In her debut as a writer and director, veteran actress Sharon Wright has crafted a heartfelt, beautifully realized short film evolving around an obviously homeless man (Robert P. Campbell) whose actions on this one particular day transcend his seemingly humble reality with an even more humbling presence of simple grace, precious kindness and silent service.
One of the true joys of Change for a Dollar is that Wright wisely realizes that what is happening on screen goes beyond the spoken word and, as a result, much of the film itself is performed with nary a word spoken. Instead, Wright relies on the power of the story itself and the actors who are bringing it to life.
The approach works beautifully.
As the film opens, our unidentified homeless man sits in a storefront with his stereotypical cardboard sign stereotypically begging for whatever change he can accumulate. Before long, he heads off with change in hand to the neighborhood country store.
I'll confess. "Heading to the liquor section," I found myself thinking.
In the matter of just over ten minutes, Change for a Dollar turns upside down everything we expect and everything we think we know in telling the story of this man who manages, in the true spirit of giving, to give more in one day than most of us will give in our lives.
Oh, it's not that he gives vast amounts of money or priceless jewels or even hundreds of volunteer hours.

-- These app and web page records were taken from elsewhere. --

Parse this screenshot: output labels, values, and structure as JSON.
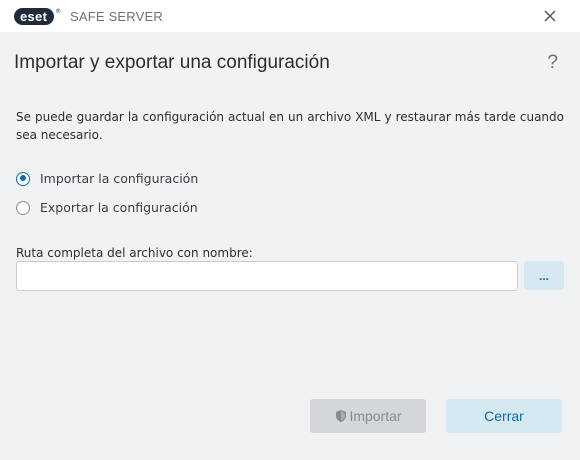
{
  "window": {
    "brand": "eset",
    "product": "SAFE SERVER"
  },
  "dialog": {
    "title": "Importar y exportar una configuración",
    "help_symbol": "?",
    "description": "Se puede guardar la configuración actual en un archivo XML y restaurar más tarde cuando sea necesario.",
    "options": [
      {
        "label": "Importar la configuración",
        "checked": true
      },
      {
        "label": "Exportar la configuración",
        "checked": false
      }
    ],
    "path": {
      "label": "Ruta completa del archivo con nombre:",
      "value": "",
      "browse_label": "..."
    },
    "buttons": {
      "import_label": "Importar",
      "close_label": "Cerrar"
    }
  },
  "colors": {
    "accent": "#0d6f9e",
    "button_secondary_bg": "#d6e8f2",
    "disabled_bg": "#d4d7da"
  }
}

Not at all. Instead, this quiet servant changes hearts and lives by listening, observing, watching, supporting and, yes, giving in ways that manifest enormous transformation from just a little change.

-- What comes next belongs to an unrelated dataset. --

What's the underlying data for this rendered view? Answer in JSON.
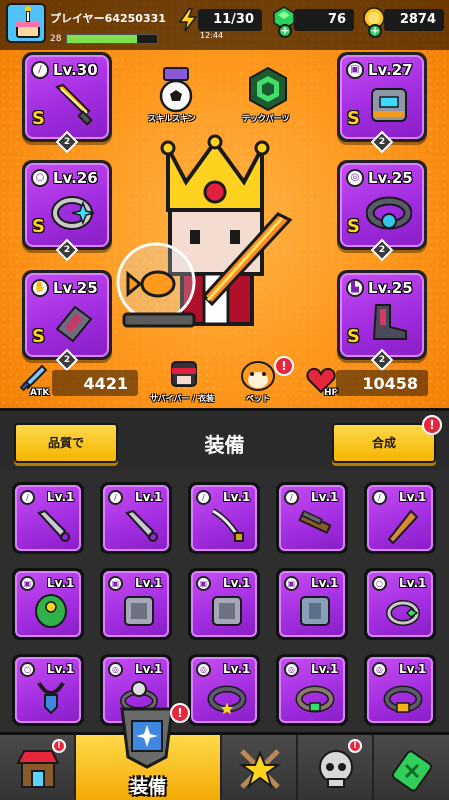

As the homeless man, Robert P. Campbell never utters a word yet speaks volumes with his eyes and body language. Campbell manages to elicit both sympathy and awe without ever descending into unnecessary histrionics or self-pity. Instead, Campbell embodies a man who manages plant seeds of hope and change despite the challenges that surround his very existence. As a young boy who discovers this homeless man's quiet compassion, Michael Greenley, Jr. exudes the look of a young boy who believes himself to have seen an angel. Laura Strugar and Haley Erickson are also solid in Wright's stellar ensemble cast.
While Change for a Dollar is just a touch dark in a couple of the film's night scenes and once or twice becomes a bit heavy handed with its message, Director of Photography Kendal Sinn nicely blends the starkness of our key character's situation with change that seems to follow him everywhere he goes. Sinn has a gift for patiently capturing facial expressions, allowing the camera to linger on words, on gestures and on the acts unfolding before our eyes. Sinn's camera work is perfectly complemented by Christopher Komsthoeft's genuinely moving original score.
Reminiscent of Kurt Kuenne's award-winning Validation, Change for a Dollar is a tremendous first flick from Sharon Wright that should experience great success on the film festival circuit and would be right at home at Indy's own Heartland Film Festival with its powerful message affirming the power of one person to create change in ways big and small. Having just finished production, Change for a Dollar is just now starting its festival run. If you get a chance, The Independent Critic highly recommends you check it out.